Misuse of prescription opioids has led to a staggering number of patients developing addiction, which the National Institutes of Health (NIH) and Department of Health and Human Services (HHS) have identified as a health care crisis. In the United States, approximately 29% of patients prescribed an opioid misuse it, and approximately 80% of heroin users started with prescription opioids.1,2 The NIH and HHS have outlined 5 priorities to help resolve this crisis:
- Improve access to prevention, treatment, and recovery support services
- Increase availability and distribution of overdose-reversing medications
- As the epidemic changes, strengthen what we know with improved public health surveillance
- Support research that advances the understanding of pain and addiction and that develops new treatments and interventions
- Improve pain management by utilizing evidence-based practices and reducing opioid misuse and opiate-related harm.3
Treating chronic pain in patients with bipolar disorder
At the Missouri University Psychiatric Center, an inpatient psychiatric ward, we recently conducted a retrospective cohort study to identify effective alternatives for treating pain, and to decrease opioid-related harm. Our study focused on 73 inpatients experiencing exacerbation of bipolar I disorder who also had chronic pain. These patients were treated with mood stabilizers, including lithium and carbamazepine. Patients also were taking medications, as needed, for agitation and their home medications for various medical problems. Selection of mood stabilizer therapy was non-random by standard of care based on best clinical practices. Dosing was based on blood-level monitoring adjusted to maintain therapeutic levels while receiving inpatient care. The average duration of inpatient treatment was approximately 1 to 5 weeks.
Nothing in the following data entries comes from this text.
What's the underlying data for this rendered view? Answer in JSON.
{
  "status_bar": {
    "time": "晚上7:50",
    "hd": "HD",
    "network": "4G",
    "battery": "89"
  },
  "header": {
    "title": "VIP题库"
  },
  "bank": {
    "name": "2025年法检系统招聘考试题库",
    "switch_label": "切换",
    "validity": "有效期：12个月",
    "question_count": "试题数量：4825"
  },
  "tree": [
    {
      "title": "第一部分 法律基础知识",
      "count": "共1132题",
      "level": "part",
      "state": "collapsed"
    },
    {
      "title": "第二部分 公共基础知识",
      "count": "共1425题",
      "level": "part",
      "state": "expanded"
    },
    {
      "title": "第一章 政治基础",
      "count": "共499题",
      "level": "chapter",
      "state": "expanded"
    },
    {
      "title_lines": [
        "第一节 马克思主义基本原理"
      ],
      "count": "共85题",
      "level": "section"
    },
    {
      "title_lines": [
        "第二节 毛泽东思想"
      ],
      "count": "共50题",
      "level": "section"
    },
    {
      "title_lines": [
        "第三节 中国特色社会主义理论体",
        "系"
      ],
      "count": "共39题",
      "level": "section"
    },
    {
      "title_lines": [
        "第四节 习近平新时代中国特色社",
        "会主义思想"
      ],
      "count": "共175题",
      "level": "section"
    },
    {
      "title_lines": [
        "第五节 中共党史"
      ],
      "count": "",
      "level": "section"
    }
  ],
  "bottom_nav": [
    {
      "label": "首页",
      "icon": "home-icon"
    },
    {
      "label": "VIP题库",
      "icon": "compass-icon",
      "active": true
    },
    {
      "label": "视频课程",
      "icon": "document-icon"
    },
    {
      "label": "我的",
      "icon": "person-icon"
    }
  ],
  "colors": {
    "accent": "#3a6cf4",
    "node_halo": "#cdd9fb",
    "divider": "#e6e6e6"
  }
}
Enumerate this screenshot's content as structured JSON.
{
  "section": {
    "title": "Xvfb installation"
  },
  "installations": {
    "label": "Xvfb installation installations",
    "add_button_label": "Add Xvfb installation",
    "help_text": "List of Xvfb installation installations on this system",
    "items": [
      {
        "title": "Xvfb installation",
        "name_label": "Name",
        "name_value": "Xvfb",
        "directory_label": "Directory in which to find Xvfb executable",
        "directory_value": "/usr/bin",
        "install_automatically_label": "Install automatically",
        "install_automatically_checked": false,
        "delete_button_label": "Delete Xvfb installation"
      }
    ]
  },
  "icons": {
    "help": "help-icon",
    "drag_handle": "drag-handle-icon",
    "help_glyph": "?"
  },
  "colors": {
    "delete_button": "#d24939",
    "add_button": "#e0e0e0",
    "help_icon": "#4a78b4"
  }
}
Pain was measured at baseline and compared with daily pain scores after mood stabilizer therapy using a 10-point scale, with 0 for no pain to 10 for worse pain, for the duration of the admission As expected based on the findings of previous research, carbamazepine resulted in a decrease in average daily pain score by 1.25 points after treatment (P = .048; F value = 4.3; F-crit = 4.23; calculated by one-way analysis of variance). However, patients who received lithium experienced a greater decrease in average daily pain score, by 2.17 points after treatment (P = .00035; F value = 14.56; F-crit = 4.02).
To further characterize the relationship between bipolar disorder and chronic pain, we looked at change in pain scores for mixed, manic, and depressive episodes of bipolar disorder by Clinical Global Impressions—Improvement (CGI-I) Scale categories (Figure). Participants who experienced the greatest clinical improvement also experienced the highest degree of analgesia. Those in the “Very much improved” CGI-I category experienced an almost 3-point decrease in average daily pain scores, with significance well below threshold (P = .0000967; F value = 19.83; F-crit = 4.11). Participants who showed no change in their bipolar I disorder symptoms or experienced exacerbation of their symptoms showed a significant increase in pain scores (P = .037; F value = 6.24; F-crit = 5.32).
Our data show that lithium and carbamazepine provide clinically and statistically significant analgesia in patients with bipolar I disorder and chronic pain. Furthermore, exacerbation of bipolar I disorder symptoms was associated with an increase of approximately 4 points on a 10-point chronic pain scale. While lithium and carbamazepine already are frequently used to treat patients with bipolar disorder, these medications may be particularly helpful for those with comorbid chronic pain.
We would like to acknowledge contributions of Yajie Yu, MD, Sailaja Bysani, MD, Emily Leary, PhD, and Oluwole Popoola, MD, for their work in this study.